- YOUR TASK -
All of the entries need to be printed again exactly; pictures are the only thing to omit.

# # # # # # #

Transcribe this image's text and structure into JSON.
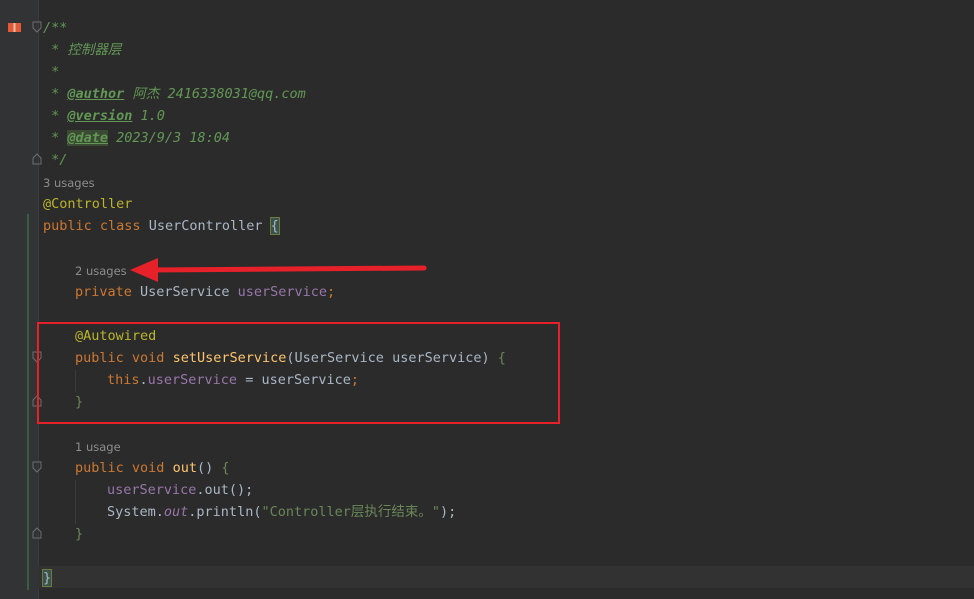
{
  "doc_comment": {
    "open": "/**",
    "line1": " * 控制器层",
    "line2": " *",
    "author_tag": "@author",
    "author_value": " 阿杰 2416338031@qq.com",
    "version_tag": "@version",
    "version_value": " 1.0",
    "date_tag": "@date",
    "date_value": " 2023/9/3 18:04",
    "close": " */",
    "star": " * "
  },
  "hints": {
    "class_usages": "3 usages",
    "field_usages": "2 usages",
    "method_usages": "1 usage"
  },
  "code": {
    "annotation_controller": "@Controller",
    "kw_public": "public",
    "kw_class": "class",
    "class_name": "UserController",
    "open_brace": "{",
    "kw_private": "private",
    "type_user_service": "UserService",
    "field_name": "userService",
    "semicolon": ";",
    "annotation_autowired": "@Autowired",
    "kw_void": "void",
    "setter_name": "setUserService",
    "param_type": "UserService",
    "param_name": "userService",
    "kw_this": "this",
    "assign_rhs": "userService",
    "close_brace": "}",
    "out_method": "out",
    "call_target": "userService",
    "call_out": ".out();",
    "system": "System.",
    "system_out": "out",
    "println": ".println(",
    "string_literal": "\"Controller层执行结束。\"",
    "call_end": ");"
  },
  "colors": {
    "background": "#2b2b2b",
    "keyword": "#cc7832",
    "annotation": "#bbb529",
    "field": "#9876aa",
    "method": "#ffc66d",
    "string": "#6a8759",
    "doc": "#629755",
    "highlight_box": "#e6212a"
  }
}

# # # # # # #

- EXERCISE ANSWER -
Transcribe this image's text and structure into JSON.
{
  "doc_comment": {
    "open": "/**",
    "line1": " * 控制器层",
    "line2": " *",
    "author_tag": "@author",
    "author_value": " 阿杰 2416338031@qq.com",
    "version_tag": "@version",
    "version_value": " 1.0",
    "date_tag": "@date",
    "date_value": " 2023/9/3 18:04",
    "close": " */",
    "star": " * "
  },
  "hints": {
    "class_usages": "3 usages",
    "field_usages": "2 usages",
    "method_usages": "1 usage"
  },
  "code": {
    "annotation_controller": "@Controller",
    "kw_public": "public",
    "kw_class": "class",
    "class_name": "UserController",
    "open_brace": "{",
    "kw_private": "private",
    "type_user_service": "UserService",
    "field_name": "userService",
    "semicolon": ";",
    "annotation_autowired": "@Autowired",
    "kw_void": "void",
    "setter_name": "setUserService",
    "param_type": "UserService",
    "param_name": "userService",
    "kw_this": "this",
    "assign_rhs": "userService",
    "close_brace": "}",
    "out_method": "out",
    "call_target": "userService",
    "call_out": ".out();",
    "system": "System.",
    "system_out": "out",
    "println": ".println(",
    "string_literal": "\"Controller层执行结束。\"",
    "call_end": ");"
  },
  "colors": {
    "background": "#2b2b2b",
    "keyword": "#cc7832",
    "annotation": "#bbb529",
    "field": "#9876aa",
    "method": "#ffc66d",
    "string": "#6a8759",
    "doc": "#629755",
    "highlight_box": "#e6212a"
  }
}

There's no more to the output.